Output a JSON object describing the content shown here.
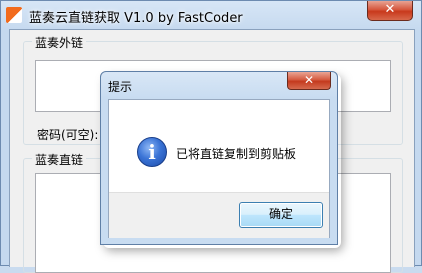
{
  "window": {
    "title": "蓝奏云直链获取 V1.0 by FastCoder",
    "close_glyph": "✕"
  },
  "groups": {
    "external_link_label": "蓝奏外链",
    "password_label": "密码(可空):",
    "direct_link_label": "蓝奏直链"
  },
  "dialog": {
    "title": "提示",
    "close_glyph": "✕",
    "icon": "information-icon",
    "icon_glyph": "i",
    "message": "已将直链复制到剪贴板",
    "ok_label": "确定"
  },
  "colors": {
    "title_bar": "#c5d9ef",
    "close_button": "#c8391c",
    "app_icon": "#f26b1d",
    "info_icon": "#3b74d6"
  }
}
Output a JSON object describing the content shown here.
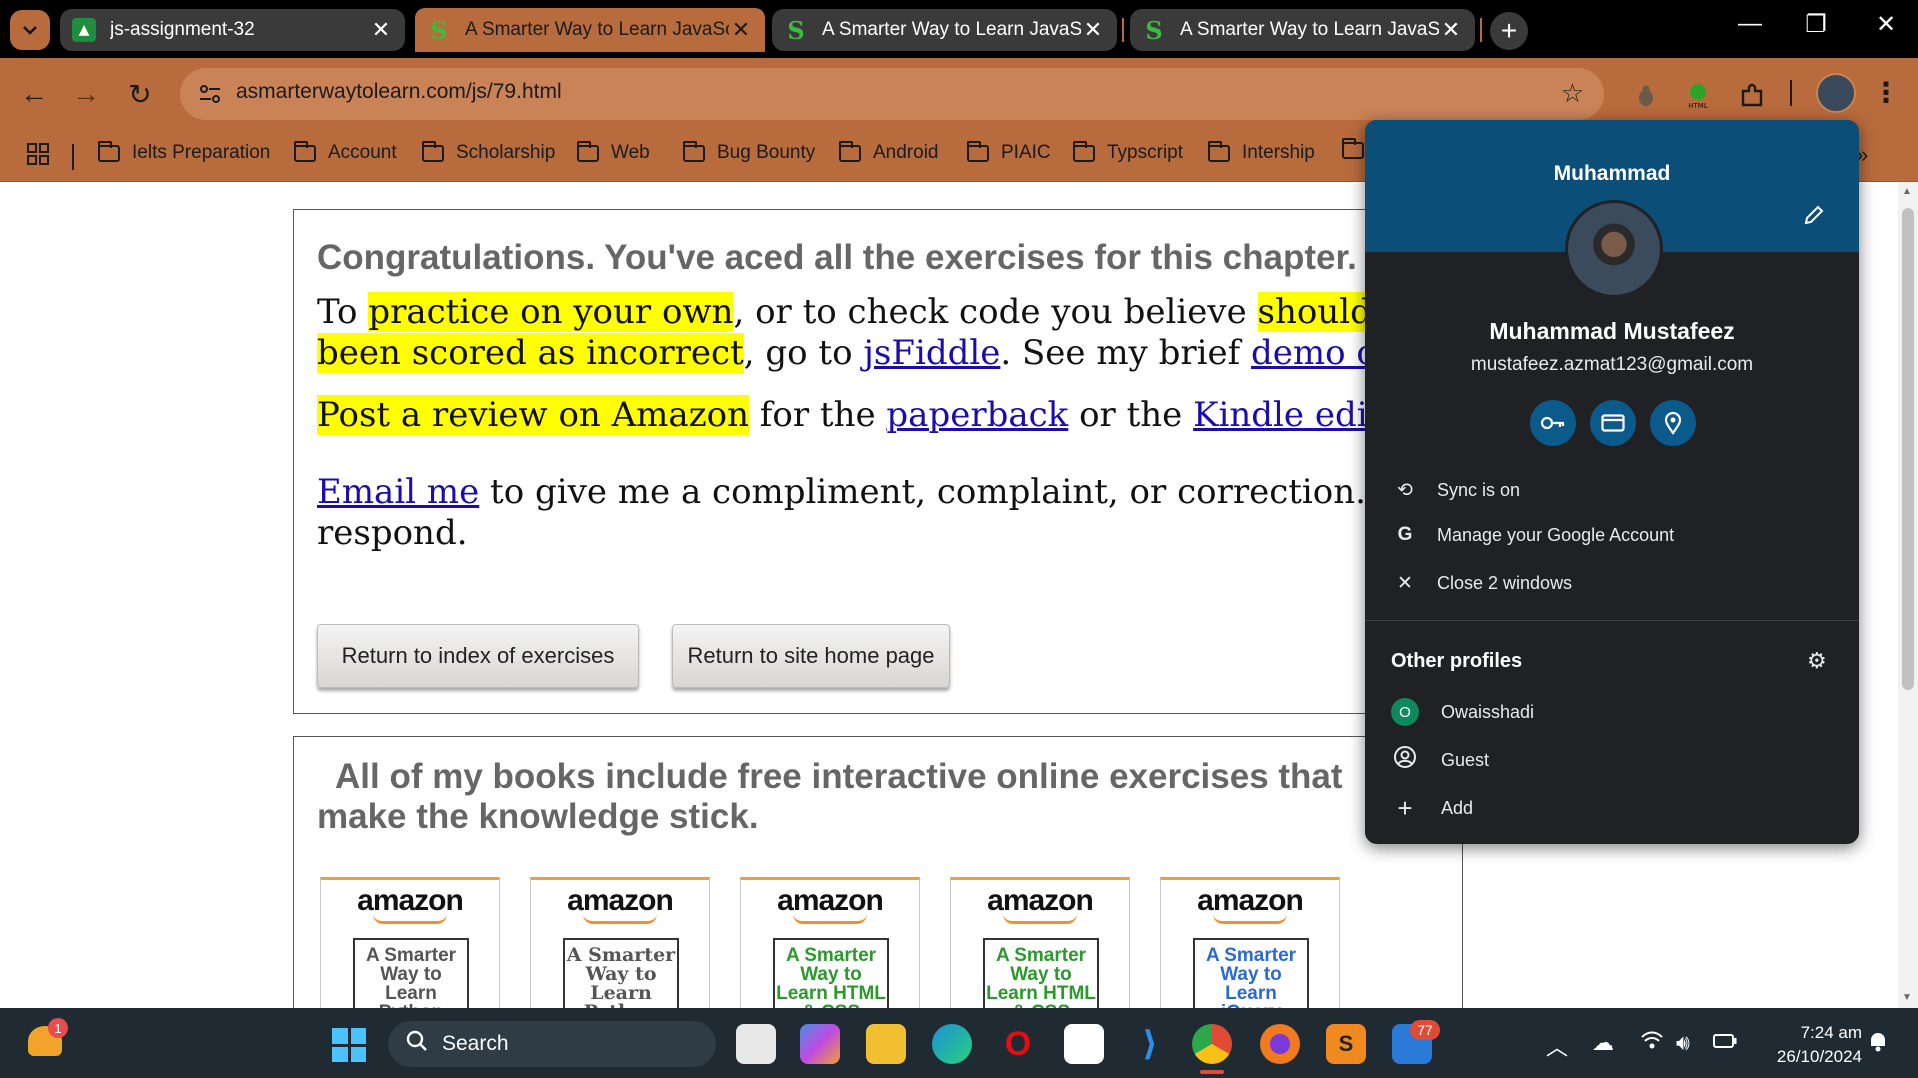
{
  "tabs": [
    {
      "title": "js-assignment-32",
      "close": "✕"
    },
    {
      "title": "A Smarter Way to Learn JavaScr",
      "close": "✕"
    },
    {
      "title": "A Smarter Way to Learn JavaScr",
      "close": "✕"
    },
    {
      "title": "A Smarter Way to Learn JavaScr",
      "close": "✕"
    }
  ],
  "toolbar": {
    "url": "asmarterwaytolearn.com/js/79.html"
  },
  "bookmarks": [
    "Ielts Preparation",
    "Account",
    "Scholarship",
    "Web",
    "Bug Bounty",
    "Android",
    "PIAIC",
    "Typscript",
    "Intership"
  ],
  "content": {
    "congrats_heading": "Congratulations. You've aced all the exercises for this chapter.",
    "p1_a": "To ",
    "p1_hl1": "practice on your own",
    "p1_b": ", or to check code you believe ",
    "p1_hl2": "shouldn't have",
    "p1_hl3": "been scored as incorrect",
    "p1_c": ", go to ",
    "p1_link1": "jsFiddle",
    "p1_d": ". See my brief ",
    "p1_link2": "demo of jsFiddle",
    "p2_hl": "Post a review on Amazon",
    "p2_a": " for the ",
    "p2_link1": "paperback",
    "p2_b": " or the ",
    "p2_link2": "Kindle edition",
    "p2_c": ".",
    "p3_link": "Email me",
    "p3_a": " to give me a compliment, complaint, or correction. I'll",
    "p3_b": "respond.",
    "btn_exercises": "Return to index of exercises",
    "btn_home": "Return to site home page",
    "books_heading_1": "All of my books include free interactive online exercises that",
    "books_heading_2": "make the knowledge stick.",
    "books": [
      {
        "brand": "amazon",
        "cover": "A Smarter Way to Learn Python",
        "color": "#555555"
      },
      {
        "brand": "amazon",
        "cover": "A Smarter Way to Learn Python",
        "color": "#555555"
      },
      {
        "brand": "amazon",
        "cover": "A Smarter Way to Learn HTML & CSS",
        "color": "#2a9a2a"
      },
      {
        "brand": "amazon",
        "cover": "A Smarter Way to Learn HTML & CSS",
        "color": "#2a9a2a"
      },
      {
        "brand": "amazon",
        "cover": "A Smarter Way to Learn jQuery",
        "color": "#2a6ad8"
      }
    ]
  },
  "profile": {
    "header_name": "Muhammad",
    "full_name": "Muhammad Mustafeez",
    "email": "mustafeez.azmat123@gmail.com",
    "sync": "Sync is on",
    "manage": "Manage your Google Account",
    "close_windows": "Close 2 windows",
    "other_profiles": "Other profiles",
    "profiles": [
      {
        "initial": "O",
        "name": "Owaisshadi"
      },
      {
        "name": "Guest"
      }
    ],
    "add": "Add"
  },
  "taskbar": {
    "search": "Search",
    "notification_badge": "1",
    "app_badge": "77",
    "time": "7:24 am",
    "date": "26/10/2024"
  },
  "colors": {
    "chrome_accent": "#b86b3c",
    "popup_header": "#0b4f79",
    "highlight": "#ffff00",
    "link": "#1a0dab"
  }
}
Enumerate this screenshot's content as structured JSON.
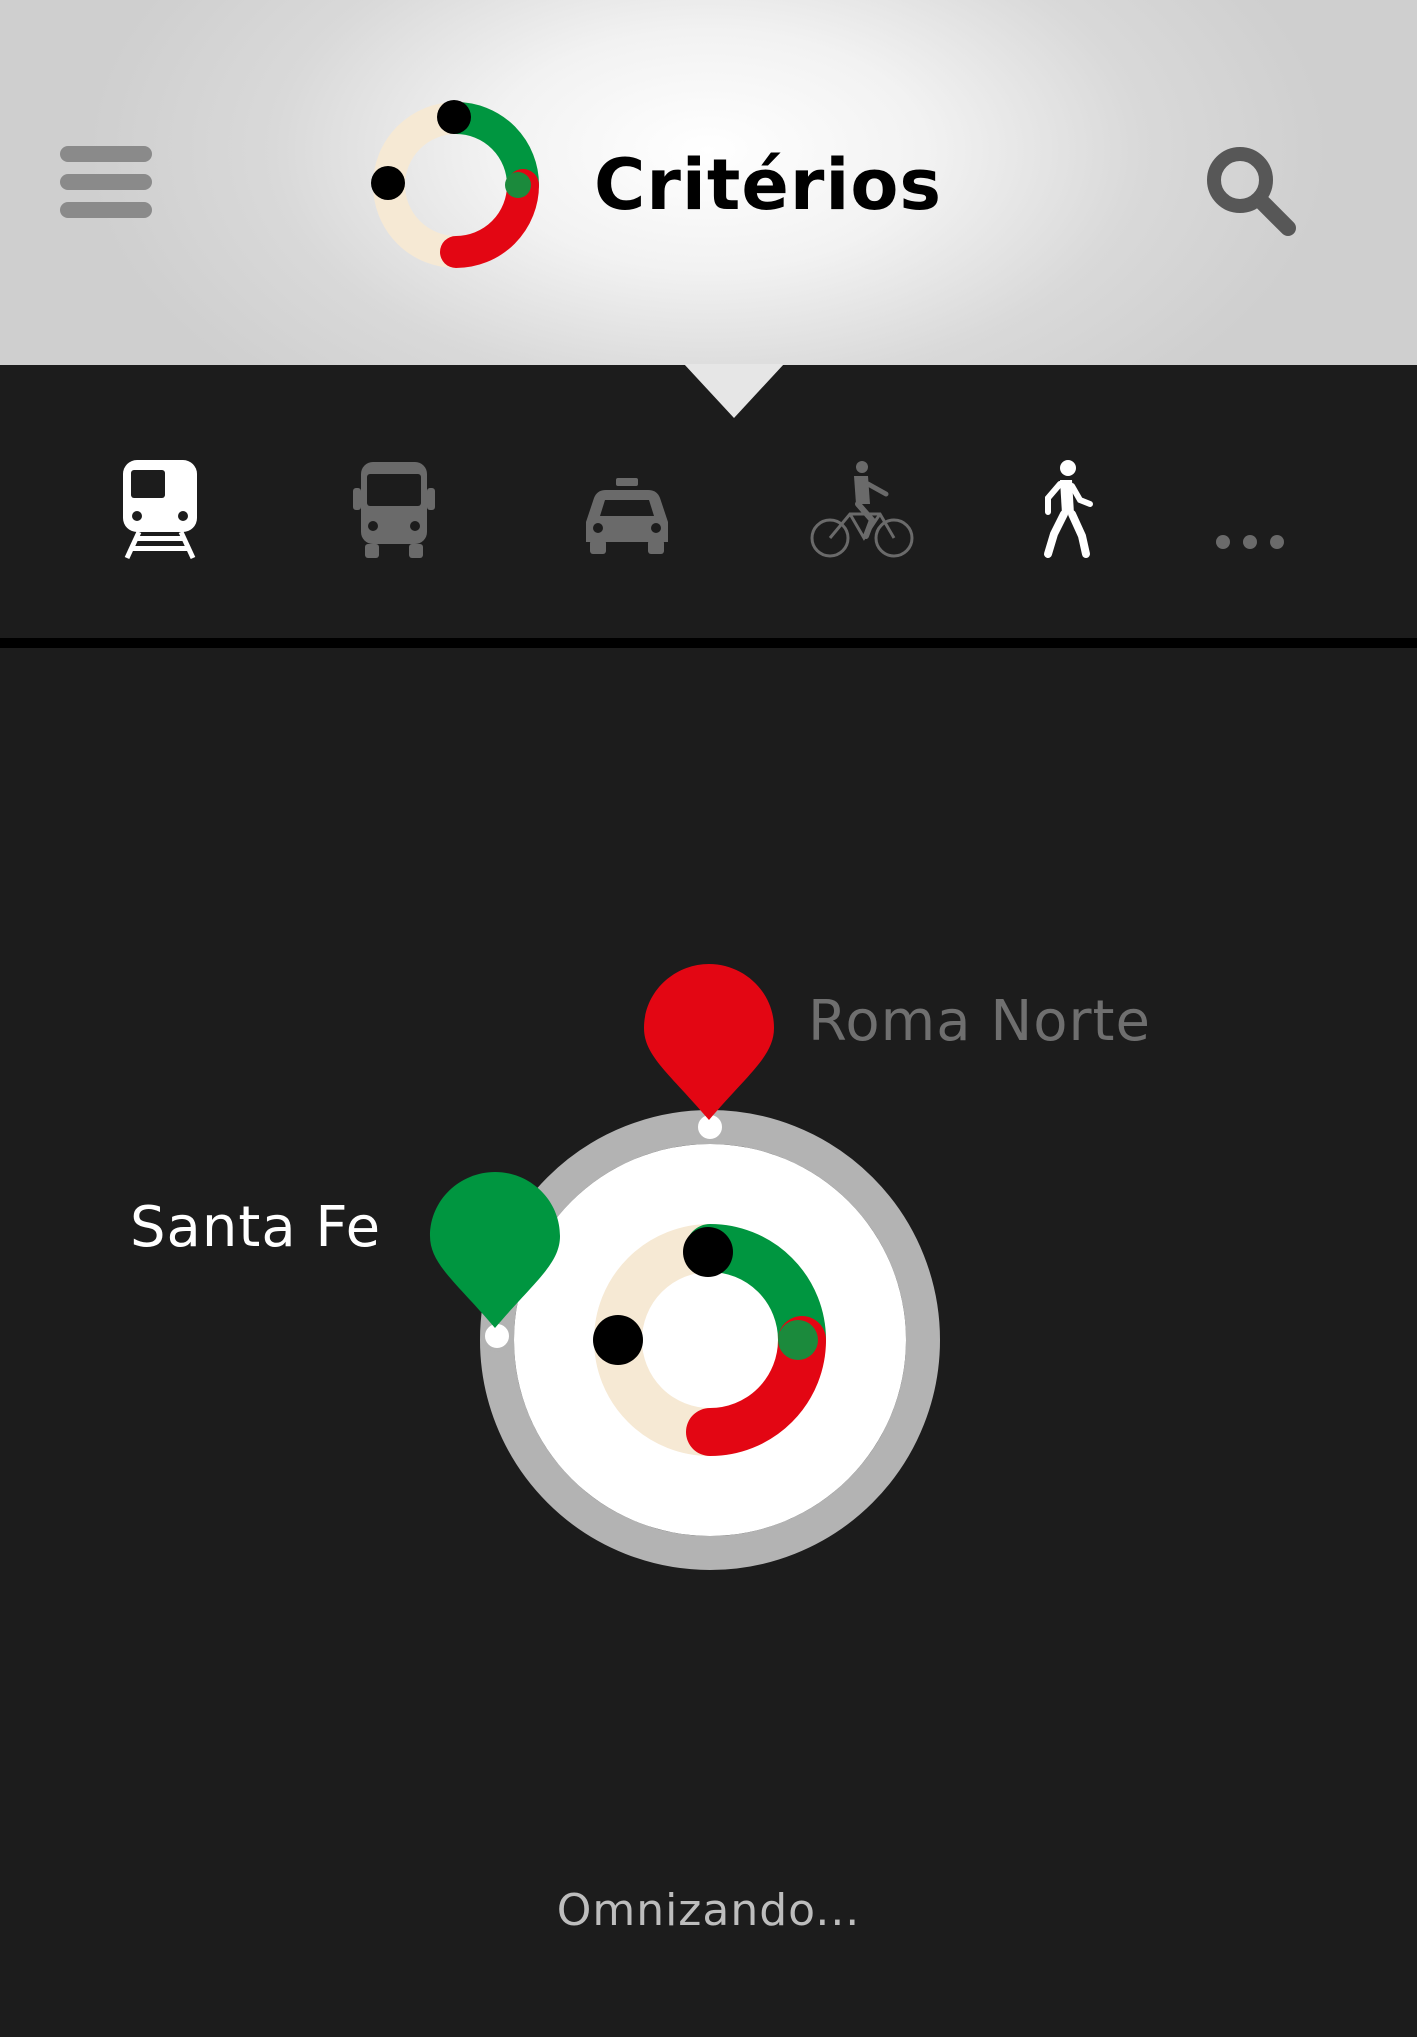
{
  "header": {
    "title": "Critérios",
    "menu_icon": "hamburger-menu-icon",
    "search_icon": "search-icon",
    "logo_icon": "omni-ring-logo"
  },
  "transport_modes": [
    {
      "name": "train",
      "icon": "train-icon",
      "selected": true,
      "color": "#ffffff"
    },
    {
      "name": "bus",
      "icon": "bus-icon",
      "selected": false,
      "color": "#6a6a6a"
    },
    {
      "name": "taxi",
      "icon": "taxi-icon",
      "selected": false,
      "color": "#6a6a6a"
    },
    {
      "name": "bike",
      "icon": "bicycle-icon",
      "selected": false,
      "color": "#6a6a6a"
    },
    {
      "name": "walk",
      "icon": "walking-person-icon",
      "selected": true,
      "color": "#ffffff"
    },
    {
      "name": "more",
      "icon": "more-dots-icon",
      "selected": false,
      "color": "#6a6a6a"
    }
  ],
  "route": {
    "origin": "Santa Fe",
    "destination": "Roma Norte",
    "origin_color": "#009640",
    "destination_color": "#e30613"
  },
  "status": "Omnizando...",
  "colors": {
    "green": "#009640",
    "red": "#e30613",
    "beige": "#f6e9d4",
    "ring_gray": "#b3b3b3",
    "background": "#1c1c1c"
  }
}
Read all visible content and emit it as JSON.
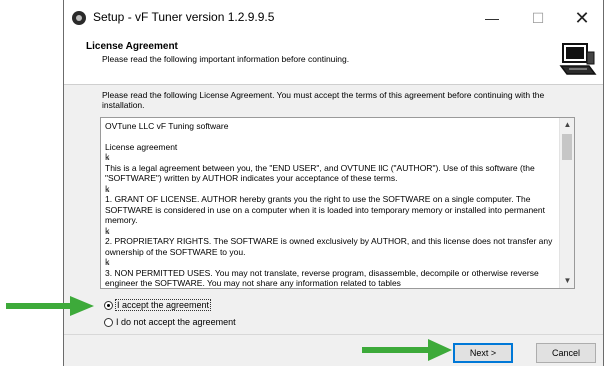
{
  "window": {
    "title": "Setup - vF Tuner version 1.2.9.9.5",
    "controls": {
      "minimize": "—",
      "maximize": "☐",
      "close": "✕"
    }
  },
  "header": {
    "title": "License Agreement",
    "subtitle": "Please read the following important information before continuing.",
    "icon": "installer-computer-icon"
  },
  "instructions": "Please read the following License Agreement. You must accept the terms of this agreement before continuing with the installation.",
  "license": {
    "lines": [
      "OVTune LLC vF Tuning software",
      "",
      "License agreement",
      "ꝃ",
      "This is a legal agreement between you, the \"END USER\", and OVTUNE llC (\"AUTHOR\"). Use of this software (the \"SOFTWARE\") written by AUTHOR indicates your acceptance of these terms.",
      "ꝃ",
      "1. GRANT OF LICENSE. AUTHOR hereby grants you the right to use the SOFTWARE on a single computer. The SOFTWARE is considered in use on a computer when it is loaded into temporary memory or installed into permanent memory.",
      "ꝃ",
      "2. PROPRIETARY RIGHTS. The SOFTWARE is owned exclusively by AUTHOR, and this license does not transfer any ownership of the SOFTWARE to you.",
      "ꝃ",
      "3. NON PERMITTED USES. You may not translate, reverse program, disassemble, decompile or otherwise reverse engineer the SOFTWARE. You may not share any information related to tables"
    ],
    "scroll_up": "▲",
    "scroll_down": "▼"
  },
  "radios": {
    "accept": {
      "label": "I accept the agreement",
      "checked": true
    },
    "decline": {
      "label": "I do not accept the agreement",
      "checked": false
    }
  },
  "buttons": {
    "next": "Next >",
    "cancel": "Cancel"
  },
  "colors": {
    "arrow": "#3daa3a",
    "focus": "#0078d7"
  }
}
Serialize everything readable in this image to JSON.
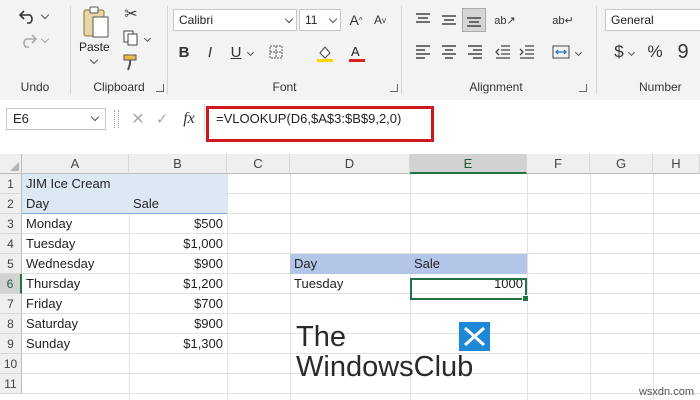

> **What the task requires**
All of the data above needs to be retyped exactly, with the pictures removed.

> **Response to the exercise**
Output a JSON object describing the content shown here.
{
  "window": {
    "title": "蓝奏云直链获取 V1.0 by FastCoder",
    "close_glyph": "✕"
  },
  "groups": {
    "external_link_label": "蓝奏外链",
    "password_label": "密码(可空):",
    "direct_link_label": "蓝奏直链"
  },
  "dialog": {
    "title": "提示",
    "close_glyph": "✕",
    "icon": "information-icon",
    "icon_glyph": "i",
    "message": "已将直链复制到剪贴板",
    "ok_label": "确定"
  },
  "colors": {
    "title_bar": "#c5d9ef",
    "close_button": "#c8391c",
    "app_icon": "#f26b1d",
    "info_icon": "#3b74d6"
  }
}
Output a JSON object describing the content shown here.
{
  "tabs": [
    {
      "title": "js-assignment-32",
      "close": "✕"
    },
    {
      "title": "A Smarter Way to Learn JavaScr",
      "close": "✕"
    },
    {
      "title": "A Smarter Way to Learn JavaScr",
      "close": "✕"
    },
    {
      "title": "A Smarter Way to Learn JavaScr",
      "close": "✕"
    }
  ],
  "toolbar": {
    "url": "asmarterwaytolearn.com/js/79.html"
  },
  "bookmarks": [
    "Ielts Preparation",
    "Account",
    "Scholarship",
    "Web",
    "Bug Bounty",
    "Android",
    "PIAIC",
    "Typscript",
    "Intership"
  ],
  "content": {
    "congrats_heading": "Congratulations. You've aced all the exercises for this chapter.",
    "p1_a": "To ",
    "p1_hl1": "practice on your own",
    "p1_b": ", or to check code you believe ",
    "p1_hl2": "shouldn't have",
    "p1_hl3": "been scored as incorrect",
    "p1_c": ", go to ",
    "p1_link1": "jsFiddle",
    "p1_d": ". See my brief ",
    "p1_link2": "demo of jsFiddle",
    "p2_hl": "Post a review on Amazon",
    "p2_a": " for the ",
    "p2_link1": "paperback",
    "p2_b": " or the ",
    "p2_link2": "Kindle edition",
    "p2_c": ".",
    "p3_link": "Email me",
    "p3_a": " to give me a compliment, complaint, or correction. I'll",
    "p3_b": "respond.",
    "btn_exercises": "Return to index of exercises",
    "btn_home": "Return to site home page",
    "books_heading_1": "All of my books include free interactive online exercises that",
    "books_heading_2": "make the knowledge stick.",
    "books": [
      {
        "brand": "amazon",
        "cover": "A Smarter Way to Learn Python",
        "color": "#555555"
      },
      {
        "brand": "amazon",
        "cover": "A Smarter Way to Learn Python",
        "color": "#555555"
      },
      {
        "brand": "amazon",
        "cover": "A Smarter Way to Learn HTML & CSS",
        "color": "#2a9a2a"
      },
      {
        "brand": "amazon",
        "cover": "A Smarter Way to Learn HTML & CSS",
        "color": "#2a9a2a"
      },
      {
        "brand": "amazon",
        "cover": "A Smarter Way to Learn jQuery",
        "color": "#2a6ad8"
      }
    ]
  },
  "profile": {
    "header_name": "Muhammad",
    "full_name": "Muhammad Mustafeez",
    "email": "mustafeez.azmat123@gmail.com",
    "sync": "Sync is on",
    "manage": "Manage your Google Account",
    "close_windows": "Close 2 windows",
    "other_profiles": "Other profiles",
    "profiles": [
      {
        "initial": "O",
        "name": "Owaisshadi"
      },
      {
        "name": "Guest"
      }
    ],
    "add": "Add"
  },
  "taskbar": {
    "search": "Search",
    "notification_badge": "1",
    "app_badge": "77",
    "time": "7:24 am",
    "date": "26/10/2024"
  },
  "colors": {
    "chrome_accent": "#b86b3c",
    "popup_header": "#0b4f79",
    "highlight": "#ffff00",
    "link": "#1a0dab"
  }
}
Enumerate this screenshot's content as structured JSON.
{
  "header": {
    "title": "Critérios",
    "menu_icon": "hamburger-menu-icon",
    "search_icon": "search-icon",
    "logo_icon": "omni-ring-logo"
  },
  "transport_modes": [
    {
      "name": "train",
      "icon": "train-icon",
      "selected": true,
      "color": "#ffffff"
    },
    {
      "name": "bus",
      "icon": "bus-icon",
      "selected": false,
      "color": "#6a6a6a"
    },
    {
      "name": "taxi",
      "icon": "taxi-icon",
      "selected": false,
      "color": "#6a6a6a"
    },
    {
      "name": "bike",
      "icon": "bicycle-icon",
      "selected": false,
      "color": "#6a6a6a"
    },
    {
      "name": "walk",
      "icon": "walking-person-icon",
      "selected": true,
      "color": "#ffffff"
    },
    {
      "name": "more",
      "icon": "more-dots-icon",
      "selected": false,
      "color": "#6a6a6a"
    }
  ],
  "route": {
    "origin": "Santa Fe",
    "destination": "Roma Norte",
    "origin_color": "#009640",
    "destination_color": "#e30613"
  },
  "status": "Omnizando...",
  "colors": {
    "green": "#009640",
    "red": "#e30613",
    "beige": "#f6e9d4",
    "ring_gray": "#b3b3b3",
    "background": "#1c1c1c"
  }
}
Read all visible content and emit it as JSON.
{
  "window": {
    "title": "Setup - vF Tuner version 1.2.9.9.5",
    "controls": {
      "minimize": "—",
      "maximize": "☐",
      "close": "✕"
    }
  },
  "header": {
    "title": "License Agreement",
    "subtitle": "Please read the following important information before continuing.",
    "icon": "installer-computer-icon"
  },
  "instructions": "Please read the following License Agreement. You must accept the terms of this agreement before continuing with the installation.",
  "license": {
    "lines": [
      "OVTune LLC vF Tuning software",
      "",
      "License agreement",
      "ꝃ",
      "This is a legal agreement between you, the \"END USER\", and OVTUNE llC (\"AUTHOR\"). Use of this software (the \"SOFTWARE\") written by AUTHOR indicates your acceptance of these terms.",
      "ꝃ",
      "1. GRANT OF LICENSE. AUTHOR hereby grants you the right to use the SOFTWARE on a single computer. The SOFTWARE is considered in use on a computer when it is loaded into temporary memory or installed into permanent memory.",
      "ꝃ",
      "2. PROPRIETARY RIGHTS. The SOFTWARE is owned exclusively by AUTHOR, and this license does not transfer any ownership of the SOFTWARE to you.",
      "ꝃ",
      "3. NON PERMITTED USES. You may not translate, reverse program, disassemble, decompile or otherwise reverse engineer the SOFTWARE. You may not share any information related to tables"
    ],
    "scroll_up": "▲",
    "scroll_down": "▼"
  },
  "radios": {
    "accept": {
      "label": "I accept the agreement",
      "checked": true
    },
    "decline": {
      "label": "I do not accept the agreement",
      "checked": false
    }
  },
  "buttons": {
    "next": "Next >",
    "cancel": "Cancel"
  },
  "colors": {
    "arrow": "#3daa3a",
    "focus": "#0078d7"
  }
}
Serialize everything readable in this image to JSON.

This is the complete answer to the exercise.